Misty Copeland: "I Want to Educate People on What It Means to Be a Black Ballet Dancer"
Where do we even start when it comes to Misty Copeland’s totally on-pointe pose for the September issue of Essence? This month, America’s favorite ballerina strikes a fierce pose for the magazine (can your leg go that high?) further convincing us that she is a barrier-busting force to be reckoned with.
Just last month, the 32-year-old Copeland was named the American Ballet Theater’s first-ever African-American principal dancer in the company’s 75-year existence. Not long after, she appeared on Broadway’s On the Town, was named one of Time’s 100 Most Influential People, and became a New York Times best-selling author. But did she always know this level of success was in the cards for her?
“I never knew it was going to get to this level," she tells the magazine, on newsstands August 14. "There are a lot of times when I wish it wasn’t so much. But I wanted this type of exposure for the dance community. I wanted it to be an opportunity for me to educate people and get them to become ballet fans and to educate them on what it means to be a Black dancer—a Black ballet dancer.”
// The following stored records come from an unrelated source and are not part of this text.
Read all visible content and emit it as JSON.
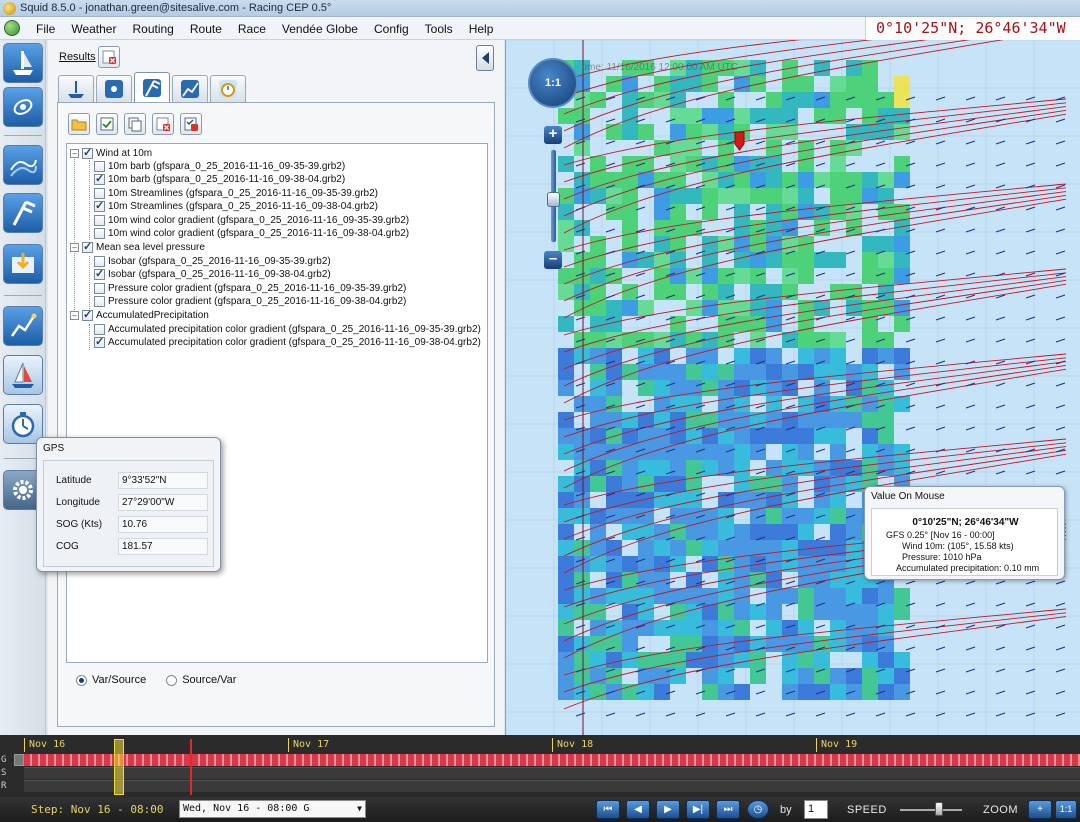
{
  "window": {
    "title": "Squid 8.5.0 - jonathan.green@sitesalive.com - Racing CEP 0.5°"
  },
  "menu": {
    "items": [
      "File",
      "Weather",
      "Routing",
      "Route",
      "Race",
      "Vendée Globe",
      "Config",
      "Tools",
      "Help"
    ],
    "coords_display": "0°10'25\"N; 26°46'34\"W"
  },
  "left_panel": {
    "results_label": "Results",
    "tree": {
      "groups": [
        {
          "label": "Wind at 10m",
          "checked": true,
          "items": [
            {
              "label": "10m barb (gfspara_0_25_2016-11-16_09-35-39.grb2)",
              "checked": false
            },
            {
              "label": "10m barb (gfspara_0_25_2016-11-16_09-38-04.grb2)",
              "checked": true
            },
            {
              "label": "10m Streamlines (gfspara_0_25_2016-11-16_09-35-39.grb2)",
              "checked": false
            },
            {
              "label": "10m Streamlines (gfspara_0_25_2016-11-16_09-38-04.grb2)",
              "checked": true
            },
            {
              "label": "10m wind color gradient (gfspara_0_25_2016-11-16_09-35-39.grb2)",
              "checked": false
            },
            {
              "label": "10m wind color gradient (gfspara_0_25_2016-11-16_09-38-04.grb2)",
              "checked": false
            }
          ]
        },
        {
          "label": "Mean sea level pressure",
          "checked": true,
          "items": [
            {
              "label": "Isobar (gfspara_0_25_2016-11-16_09-35-39.grb2)",
              "checked": false
            },
            {
              "label": "Isobar (gfspara_0_25_2016-11-16_09-38-04.grb2)",
              "checked": true
            },
            {
              "label": "Pressure color gradient (gfspara_0_25_2016-11-16_09-35-39.grb2)",
              "checked": false
            },
            {
              "label": "Pressure color gradient (gfspara_0_25_2016-11-16_09-38-04.grb2)",
              "checked": false
            }
          ]
        },
        {
          "label": "AccumulatedPrecipitation",
          "checked": true,
          "items": [
            {
              "label": "Accumulated precipitation color gradient (gfspara_0_25_2016-11-16_09-35-39.grb2)",
              "checked": false
            },
            {
              "label": "Accumulated precipitation color gradient (gfspara_0_25_2016-11-16_09-38-04.grb2)",
              "checked": true
            }
          ]
        }
      ]
    },
    "radio_var_source": "Var/Source",
    "radio_source_var": "Source/Var",
    "radio_selected": "Var/Source"
  },
  "gps": {
    "title": "GPS",
    "latitude_label": "Latitude",
    "latitude_value": "9°33'52\"N",
    "longitude_label": "Longitude",
    "longitude_value": "27°29'00\"W",
    "sog_label": "SOG (Kts)",
    "sog_value": "10.76",
    "cog_label": "COG",
    "cog_value": "181.57"
  },
  "map": {
    "time_label": "time: 11/16/2016 12:00:00 AM UTC",
    "compass_label": "1:1",
    "zoom_in": "+",
    "zoom_out": "–"
  },
  "value_on_mouse": {
    "title": "Value On Mouse",
    "coords": "0°10'25\"N; 26°46'34\"W",
    "source": "GFS 0.25°  [Nov 16 - 00:00]",
    "wind": "Wind 10m: (105°, 15.58 kts)",
    "pressure": "Pressure: 1010 hPa",
    "precipitation": "Accumulated precipitation: 0.10 mm"
  },
  "timeline": {
    "dates": [
      "Nov 16",
      "Nov 17",
      "Nov 18",
      "Nov 19"
    ],
    "row_letters": [
      "G",
      "S",
      "R"
    ]
  },
  "bottom_bar": {
    "step_label": "Step: Nov 16 - 08:00",
    "date_select": "Wed, Nov 16 - 08:00 G",
    "by_label": "by",
    "by_value": "1",
    "speed_label": "SPEED",
    "zoom_label": "ZOOM",
    "zoom_ratio": "1:1"
  },
  "colors": {
    "coords_text": "#a0141a",
    "timeline_text": "#e8d36a",
    "wind_barb": "#c01825",
    "sea": "#c7e3f8"
  }
}
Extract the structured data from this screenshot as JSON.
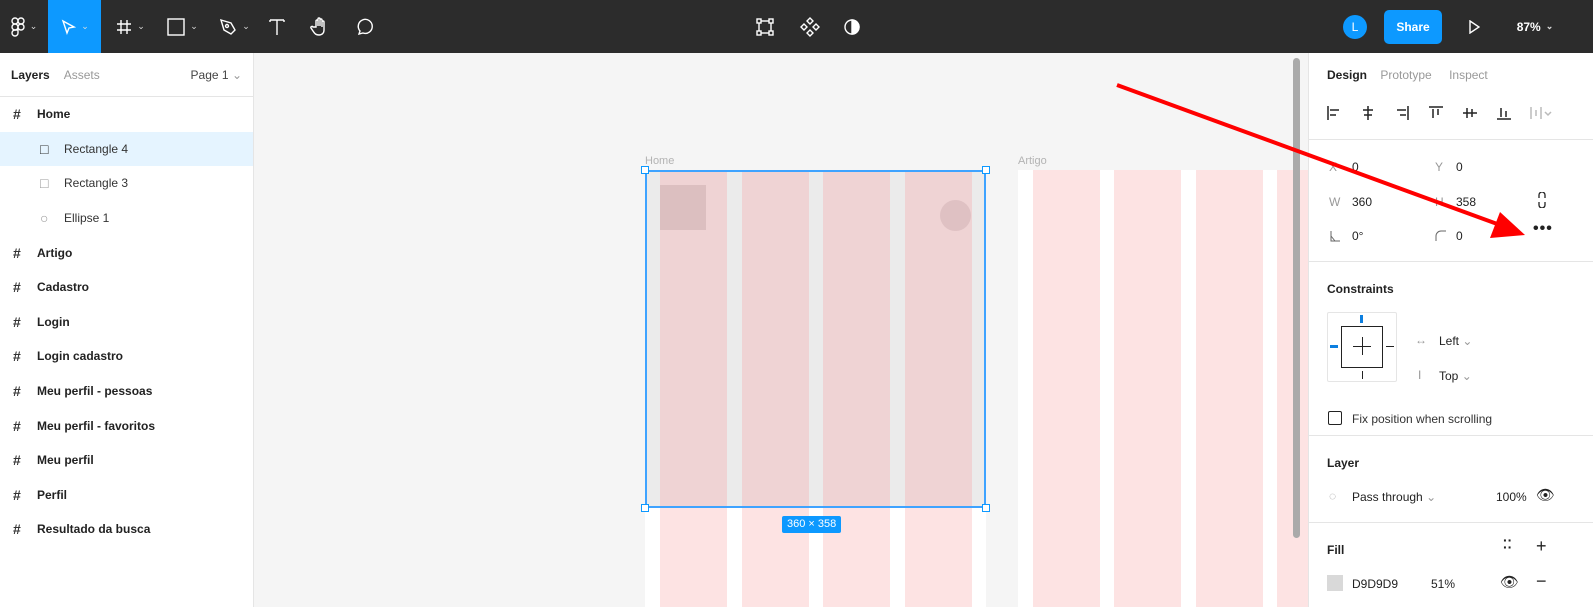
{
  "toolbar": {
    "tools": [
      "figma-menu",
      "move",
      "frame",
      "rectangle",
      "pen",
      "text",
      "hand",
      "comment"
    ],
    "avatar_initial": "L",
    "share_label": "Share",
    "zoom_label": "87%",
    "accent": "#0d99ff"
  },
  "left_panel": {
    "tabs": [
      "Layers",
      "Assets"
    ],
    "page": "Page 1",
    "layers": [
      {
        "label": "Home",
        "type": "frame"
      },
      {
        "label": "Rectangle 4",
        "type": "rect",
        "selected": true
      },
      {
        "label": "Rectangle 3",
        "type": "rect"
      },
      {
        "label": "Ellipse 1",
        "type": "ellipse"
      },
      {
        "label": "Artigo",
        "type": "frame"
      },
      {
        "label": "Cadastro",
        "type": "frame"
      },
      {
        "label": "Login",
        "type": "frame"
      },
      {
        "label": "Login cadastro",
        "type": "frame"
      },
      {
        "label": "Meu perfil - pessoas",
        "type": "frame"
      },
      {
        "label": "Meu perfil - favoritos",
        "type": "frame"
      },
      {
        "label": "Meu perfil",
        "type": "frame"
      },
      {
        "label": "Perfil",
        "type": "frame"
      },
      {
        "label": "Resultado da busca",
        "type": "frame"
      }
    ]
  },
  "canvas": {
    "frames": [
      "Home",
      "Artigo"
    ],
    "size_badge": "360 × 358"
  },
  "right_panel": {
    "tabs": [
      "Design",
      "Prototype",
      "Inspect"
    ],
    "position": {
      "x_label": "X",
      "x": "0",
      "y_label": "Y",
      "y": "0",
      "w_label": "W",
      "w": "360",
      "h_label": "H",
      "h": "358",
      "rotation": "0°",
      "radius": "0"
    },
    "constraints": {
      "title": "Constraints",
      "horizontal": "Left",
      "vertical": "Top",
      "fix_label": "Fix position when scrolling"
    },
    "layer": {
      "title": "Layer",
      "blend": "Pass through",
      "opacity": "100%"
    },
    "fill": {
      "title": "Fill",
      "hex": "D9D9D9",
      "opacity": "51%"
    }
  }
}
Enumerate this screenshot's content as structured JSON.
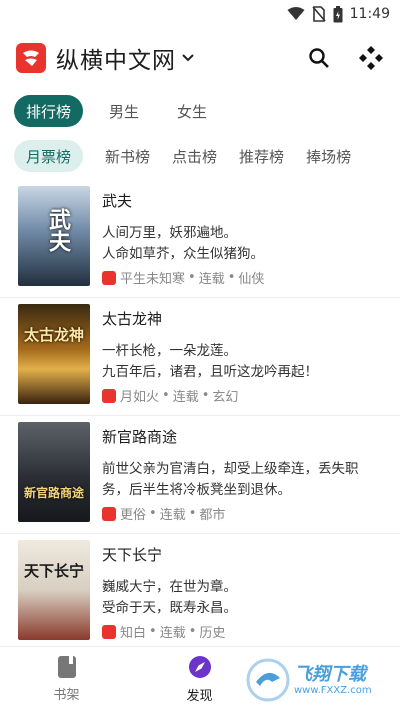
{
  "status": {
    "time": "11:49"
  },
  "header": {
    "title": "纵横中文网"
  },
  "category_tabs": [
    {
      "label": "排行榜"
    },
    {
      "label": "男生"
    },
    {
      "label": "女生"
    }
  ],
  "rank_tabs": [
    {
      "label": "月票榜"
    },
    {
      "label": "新书榜"
    },
    {
      "label": "点击榜"
    },
    {
      "label": "推荐榜"
    },
    {
      "label": "捧场榜"
    }
  ],
  "books": [
    {
      "title": "武夫",
      "cover_text": "武夫",
      "desc1": "人间万里，妖邪遍地。",
      "desc2": "人命如草芥，众生似猪狗。",
      "author": "平生未知寒",
      "status": "连载",
      "genre": "仙侠"
    },
    {
      "title": "太古龙神",
      "cover_text": "太古龙神",
      "desc1": "一杆长枪，一朵龙莲。",
      "desc2": "九百年后，诸君，且听这龙吟再起！",
      "author": "月如火",
      "status": "连载",
      "genre": "玄幻"
    },
    {
      "title": "新官路商途",
      "cover_text": "新官路商途",
      "desc1": "前世父亲为官清白，却受上级牵连，丢失职",
      "desc2": "务，后半生将冷板凳坐到退休。",
      "author": "更俗",
      "status": "连载",
      "genre": "都市"
    },
    {
      "title": "天下长宁",
      "cover_text": "天下长宁",
      "desc1": "巍威大宁，在世为章。",
      "desc2": "受命于天，既寿永昌。",
      "author": "知白",
      "status": "连载",
      "genre": "历史"
    }
  ],
  "meta_sep": "•",
  "bottom_nav": [
    {
      "label": "书架",
      "icon": "bookshelf-icon"
    },
    {
      "label": "发现",
      "icon": "compass-icon"
    }
  ],
  "watermark": {
    "text": "飞翔下载",
    "url": "www.FXXZ.com"
  },
  "colors": {
    "accent": "#136a63",
    "brand_red": "#e8342d",
    "active_nav": "#6a35c8"
  }
}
Standing at just five-foot-two, Copeland is shorter than most ballerinas and she didn't start training until age 13—facts many say make her a dance prodigy. Also standing in her way was “the race problem” that Copeland says exists in ballet, though she never let it stop her. “Now that I’m in this position, I’m not going to say ‘I’m just a dancer,’" she says. "It’s a huge deal because I am a Black woman. That’s why it’s a big deal.”
For more of Copeland's conversation with Essence, pick up the magazine's September issue, on newsstands August 14.